This platform is even more essential in a post-pandemic world where office space is rapidly evolving. “The newly emerging hybrid workplace model, a union of the physical and virtual office, can be a unique, flexible, and game-changing option for companies,” says Durnin. “It has the ability to empower people to choose to work in the office because they want to and it fulfills an important need rather than because it is an obligation. It can be a place for collaboration while more focused work can take place remotely.”
These new office environments will also allow companies to access more talent pools. “It also means companies can reach more talent with smaller offices in multiple markets rather than one large location. Additionally, a distributed workforce could spur or grow emerging markets, which would benefit from an influx of tech talent,” says Durnin.

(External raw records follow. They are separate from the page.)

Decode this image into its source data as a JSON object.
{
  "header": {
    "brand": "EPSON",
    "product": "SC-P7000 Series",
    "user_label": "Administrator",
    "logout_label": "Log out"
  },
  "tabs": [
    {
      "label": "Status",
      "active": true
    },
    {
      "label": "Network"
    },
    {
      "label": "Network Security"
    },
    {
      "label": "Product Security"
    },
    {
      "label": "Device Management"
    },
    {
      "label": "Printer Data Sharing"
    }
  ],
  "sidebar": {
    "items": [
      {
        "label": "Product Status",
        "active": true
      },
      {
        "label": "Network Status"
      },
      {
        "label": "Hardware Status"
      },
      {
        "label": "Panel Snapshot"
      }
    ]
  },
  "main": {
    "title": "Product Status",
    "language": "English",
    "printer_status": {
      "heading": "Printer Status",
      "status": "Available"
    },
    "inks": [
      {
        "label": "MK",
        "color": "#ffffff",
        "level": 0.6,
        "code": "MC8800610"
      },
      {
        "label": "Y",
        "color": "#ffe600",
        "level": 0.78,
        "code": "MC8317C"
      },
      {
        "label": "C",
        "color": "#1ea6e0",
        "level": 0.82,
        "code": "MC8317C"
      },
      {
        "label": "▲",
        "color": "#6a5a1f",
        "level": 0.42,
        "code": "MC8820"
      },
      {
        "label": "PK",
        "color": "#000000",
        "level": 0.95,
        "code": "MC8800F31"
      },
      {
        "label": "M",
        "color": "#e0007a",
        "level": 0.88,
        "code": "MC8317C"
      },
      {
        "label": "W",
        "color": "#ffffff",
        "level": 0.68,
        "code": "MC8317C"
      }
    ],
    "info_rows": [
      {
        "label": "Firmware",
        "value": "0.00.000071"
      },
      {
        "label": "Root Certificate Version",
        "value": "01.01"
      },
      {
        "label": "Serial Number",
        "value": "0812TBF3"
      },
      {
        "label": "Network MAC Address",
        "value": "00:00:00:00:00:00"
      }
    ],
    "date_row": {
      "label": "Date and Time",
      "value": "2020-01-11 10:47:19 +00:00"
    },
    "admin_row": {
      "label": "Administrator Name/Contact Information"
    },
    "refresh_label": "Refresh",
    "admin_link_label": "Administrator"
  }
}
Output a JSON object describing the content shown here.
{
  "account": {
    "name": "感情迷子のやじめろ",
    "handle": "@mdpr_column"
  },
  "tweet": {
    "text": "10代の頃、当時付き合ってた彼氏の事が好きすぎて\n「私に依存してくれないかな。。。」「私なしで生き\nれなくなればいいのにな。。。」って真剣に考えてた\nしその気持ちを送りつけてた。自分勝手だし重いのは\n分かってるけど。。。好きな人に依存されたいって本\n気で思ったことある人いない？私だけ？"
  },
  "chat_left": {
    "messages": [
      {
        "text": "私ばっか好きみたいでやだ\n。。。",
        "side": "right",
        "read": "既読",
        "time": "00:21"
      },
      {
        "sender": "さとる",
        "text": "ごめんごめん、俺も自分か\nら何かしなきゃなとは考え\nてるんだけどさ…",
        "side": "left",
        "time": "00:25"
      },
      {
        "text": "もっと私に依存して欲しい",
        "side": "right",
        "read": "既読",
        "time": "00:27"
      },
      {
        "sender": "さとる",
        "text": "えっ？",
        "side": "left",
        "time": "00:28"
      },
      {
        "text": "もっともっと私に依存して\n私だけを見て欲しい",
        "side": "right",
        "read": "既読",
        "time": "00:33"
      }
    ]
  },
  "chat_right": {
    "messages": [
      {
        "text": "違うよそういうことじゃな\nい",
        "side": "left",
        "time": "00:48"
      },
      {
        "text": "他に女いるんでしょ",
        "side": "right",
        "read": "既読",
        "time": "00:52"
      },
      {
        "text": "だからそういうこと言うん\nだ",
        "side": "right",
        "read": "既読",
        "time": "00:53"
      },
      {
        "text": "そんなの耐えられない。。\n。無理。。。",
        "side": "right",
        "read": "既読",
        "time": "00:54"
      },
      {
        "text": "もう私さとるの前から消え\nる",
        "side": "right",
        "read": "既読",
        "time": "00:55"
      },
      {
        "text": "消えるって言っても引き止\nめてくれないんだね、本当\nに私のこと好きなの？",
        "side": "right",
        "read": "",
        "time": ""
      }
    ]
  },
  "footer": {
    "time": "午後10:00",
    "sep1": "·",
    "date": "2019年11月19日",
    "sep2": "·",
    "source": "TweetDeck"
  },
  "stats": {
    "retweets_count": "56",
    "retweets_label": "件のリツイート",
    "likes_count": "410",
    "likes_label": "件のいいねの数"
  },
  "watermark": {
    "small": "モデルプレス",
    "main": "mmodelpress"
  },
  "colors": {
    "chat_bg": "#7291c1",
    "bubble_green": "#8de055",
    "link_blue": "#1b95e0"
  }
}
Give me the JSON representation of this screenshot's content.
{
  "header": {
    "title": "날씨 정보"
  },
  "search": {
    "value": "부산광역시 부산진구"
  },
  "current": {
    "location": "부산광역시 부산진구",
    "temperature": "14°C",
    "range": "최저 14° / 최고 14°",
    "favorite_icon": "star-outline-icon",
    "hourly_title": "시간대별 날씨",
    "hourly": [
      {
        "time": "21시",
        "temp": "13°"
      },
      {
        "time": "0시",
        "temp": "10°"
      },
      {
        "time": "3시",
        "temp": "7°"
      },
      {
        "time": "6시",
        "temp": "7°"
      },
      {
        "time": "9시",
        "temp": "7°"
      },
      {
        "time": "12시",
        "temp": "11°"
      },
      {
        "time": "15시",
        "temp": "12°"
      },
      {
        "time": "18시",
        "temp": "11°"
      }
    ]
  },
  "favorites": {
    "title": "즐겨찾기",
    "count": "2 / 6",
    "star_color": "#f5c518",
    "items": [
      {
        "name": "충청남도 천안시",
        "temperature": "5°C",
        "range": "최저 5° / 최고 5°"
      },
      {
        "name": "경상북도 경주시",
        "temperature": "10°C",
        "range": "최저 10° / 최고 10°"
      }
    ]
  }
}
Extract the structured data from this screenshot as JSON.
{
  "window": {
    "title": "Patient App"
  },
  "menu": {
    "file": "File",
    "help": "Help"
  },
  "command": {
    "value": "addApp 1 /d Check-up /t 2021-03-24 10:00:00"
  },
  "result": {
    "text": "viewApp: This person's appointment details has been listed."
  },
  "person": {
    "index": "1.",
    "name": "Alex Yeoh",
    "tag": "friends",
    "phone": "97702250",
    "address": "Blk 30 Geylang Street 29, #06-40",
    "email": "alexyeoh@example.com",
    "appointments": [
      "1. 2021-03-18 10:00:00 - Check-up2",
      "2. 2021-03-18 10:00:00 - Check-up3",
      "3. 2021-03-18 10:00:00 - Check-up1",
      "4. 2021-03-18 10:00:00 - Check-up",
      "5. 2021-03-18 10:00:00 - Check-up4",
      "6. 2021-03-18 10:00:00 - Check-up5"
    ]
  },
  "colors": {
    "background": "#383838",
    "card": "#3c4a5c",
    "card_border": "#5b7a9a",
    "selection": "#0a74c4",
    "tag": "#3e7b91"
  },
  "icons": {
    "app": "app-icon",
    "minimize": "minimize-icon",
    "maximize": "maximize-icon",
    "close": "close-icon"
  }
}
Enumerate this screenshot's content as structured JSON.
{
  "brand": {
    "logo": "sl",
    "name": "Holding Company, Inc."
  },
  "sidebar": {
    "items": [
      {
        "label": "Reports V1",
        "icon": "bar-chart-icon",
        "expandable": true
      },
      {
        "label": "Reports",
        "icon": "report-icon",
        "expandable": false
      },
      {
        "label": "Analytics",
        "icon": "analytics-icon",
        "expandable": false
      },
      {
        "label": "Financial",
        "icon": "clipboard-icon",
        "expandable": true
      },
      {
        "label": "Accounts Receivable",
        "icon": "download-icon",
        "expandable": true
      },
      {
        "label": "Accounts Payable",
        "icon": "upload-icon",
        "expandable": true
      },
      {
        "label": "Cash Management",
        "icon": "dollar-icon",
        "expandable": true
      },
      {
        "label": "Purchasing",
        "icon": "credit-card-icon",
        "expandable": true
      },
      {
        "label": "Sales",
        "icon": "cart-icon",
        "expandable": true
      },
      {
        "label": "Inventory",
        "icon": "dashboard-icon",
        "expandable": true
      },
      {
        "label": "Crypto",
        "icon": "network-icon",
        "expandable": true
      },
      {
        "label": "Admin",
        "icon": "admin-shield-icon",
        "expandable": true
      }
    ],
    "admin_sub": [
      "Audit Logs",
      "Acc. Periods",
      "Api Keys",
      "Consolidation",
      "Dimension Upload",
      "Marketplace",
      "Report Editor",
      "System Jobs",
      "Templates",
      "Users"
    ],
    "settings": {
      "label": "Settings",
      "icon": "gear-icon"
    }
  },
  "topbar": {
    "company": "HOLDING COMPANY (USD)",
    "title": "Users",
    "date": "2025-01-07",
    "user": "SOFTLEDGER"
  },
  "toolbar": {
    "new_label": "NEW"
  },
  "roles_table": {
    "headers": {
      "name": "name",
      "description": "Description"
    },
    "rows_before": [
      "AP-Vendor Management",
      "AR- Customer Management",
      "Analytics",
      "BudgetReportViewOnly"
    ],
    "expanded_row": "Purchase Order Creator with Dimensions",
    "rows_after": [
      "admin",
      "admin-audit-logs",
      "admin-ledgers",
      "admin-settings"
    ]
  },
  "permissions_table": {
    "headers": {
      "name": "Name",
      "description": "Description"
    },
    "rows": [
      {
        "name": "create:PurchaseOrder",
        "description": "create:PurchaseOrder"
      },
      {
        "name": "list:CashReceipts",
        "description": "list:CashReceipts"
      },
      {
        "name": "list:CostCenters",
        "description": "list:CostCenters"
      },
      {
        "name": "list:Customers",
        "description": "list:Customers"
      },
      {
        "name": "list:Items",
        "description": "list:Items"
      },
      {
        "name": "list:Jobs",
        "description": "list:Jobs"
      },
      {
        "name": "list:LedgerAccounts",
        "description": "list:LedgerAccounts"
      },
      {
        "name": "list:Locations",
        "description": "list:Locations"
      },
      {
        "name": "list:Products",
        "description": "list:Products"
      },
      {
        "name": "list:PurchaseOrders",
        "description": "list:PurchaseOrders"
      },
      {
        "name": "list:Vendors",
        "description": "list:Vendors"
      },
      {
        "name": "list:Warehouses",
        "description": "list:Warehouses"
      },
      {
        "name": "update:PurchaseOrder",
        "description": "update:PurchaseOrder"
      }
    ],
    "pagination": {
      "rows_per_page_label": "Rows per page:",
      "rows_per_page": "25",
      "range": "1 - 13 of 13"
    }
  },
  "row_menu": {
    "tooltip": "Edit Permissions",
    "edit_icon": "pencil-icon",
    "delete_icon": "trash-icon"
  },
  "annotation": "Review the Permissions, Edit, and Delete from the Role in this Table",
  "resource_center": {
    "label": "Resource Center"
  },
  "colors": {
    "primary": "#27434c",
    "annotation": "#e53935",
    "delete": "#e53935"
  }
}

As companies adapt to these new changes, many have shed unused office space by placing it on the sublease market. As a result, the sublease supply has increased dramatically this year. “The large amount of sublease space flooding the market right now actually presents a broader spectrum of opportunity than has been available in the past several years,” says Durnin. “Companies that are growing, requiring additional space to safely distance, or considering multiple locations to establish a hybrid workplace model, now have access to high-quality space at a discounted price or with a meaningful amount of economic concessions.”
This also gives tenants more options in terms of office quality and location. “There are also more options for companies that have been waiting to move up to higher quality space, with a more open floor plan or outdoor connectivity, as part of a de-densification strategy,” says Durnin. “Flexible subleases can also provide a proof of concept solution enabling users to test fit for new office dynamics and layout in a market that hasn’t previously afforded this option.”